As long as your const is not an array being accessed by a non-compile-time-constant-index, then yes, GCC will optimise them away.

Take this completely nonsense code for example:

const byte bob = 10; //optimised away
const byte bill[4] = {2,5,12,8}; //optimised away
const byte ben[4] = {3,6,32,64}; //NOT optimised away

byte fred = bill[3];
fred += bill[2];
fred *= bill[0];
fred /= bill[1];
byte joe = PORTD & 0x2;
joe = ben[joe]; //ben can't be optimised away because joe is not know at compile time

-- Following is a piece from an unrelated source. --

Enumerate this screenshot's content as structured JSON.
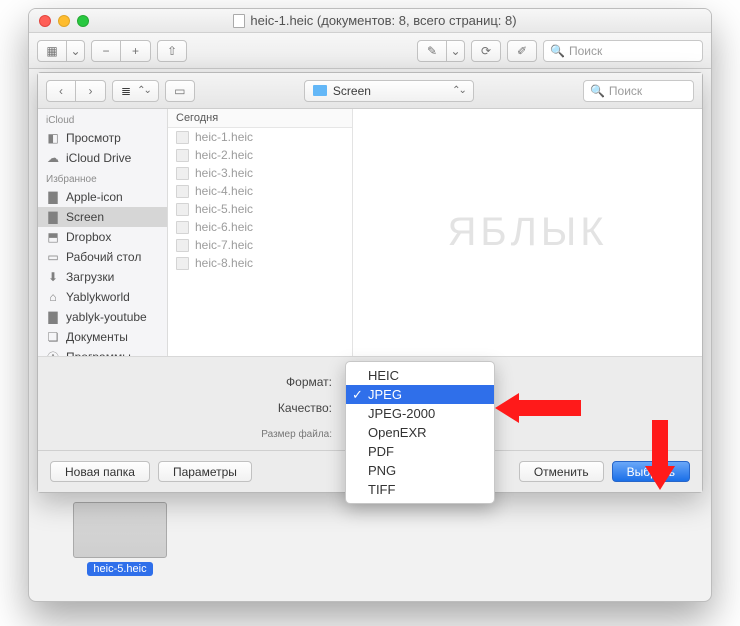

Interesting. I know some people prefer to use variables (as opposed to #defines) because they'll have a respective symbol that can be caught through debuggers and possibly some traces in the disassembly, so I wasn't aware they were purposefully optimized away at compile time. Although, it's similar to how (for e.g.) using the AVR-lib delay functions, if your parameter can be calculated at compile time, you avoid bringing in the floating point libraries for the delay vs. F_CPU calculations.... so it makes sense. :slight_smile:

SirNickity:
I know some people prefer to use variables (as opposed to #defines)...

The biggest advantage of using const instead of #define is scoping...

void loop( void )
{
  const byte IAmOnlyVisibleInLoop = 13;

  digitalWrite( IAmOnlyVisibleInLoop, ! digitalRead( IAmOnlyVisibleInLoop ) );
  delay( 1000 );
}
namespace Pins
{
  const uint8_t SCK = 2;
};

void setup( void )
{
  pinMode( Pins::SCK, OUTPUT );
}

#define is always module (file) scope which can easily lead to conflicts (sometimes very difficult to troubleshoot conflicts).

Thanks to all who showed interest in replying.....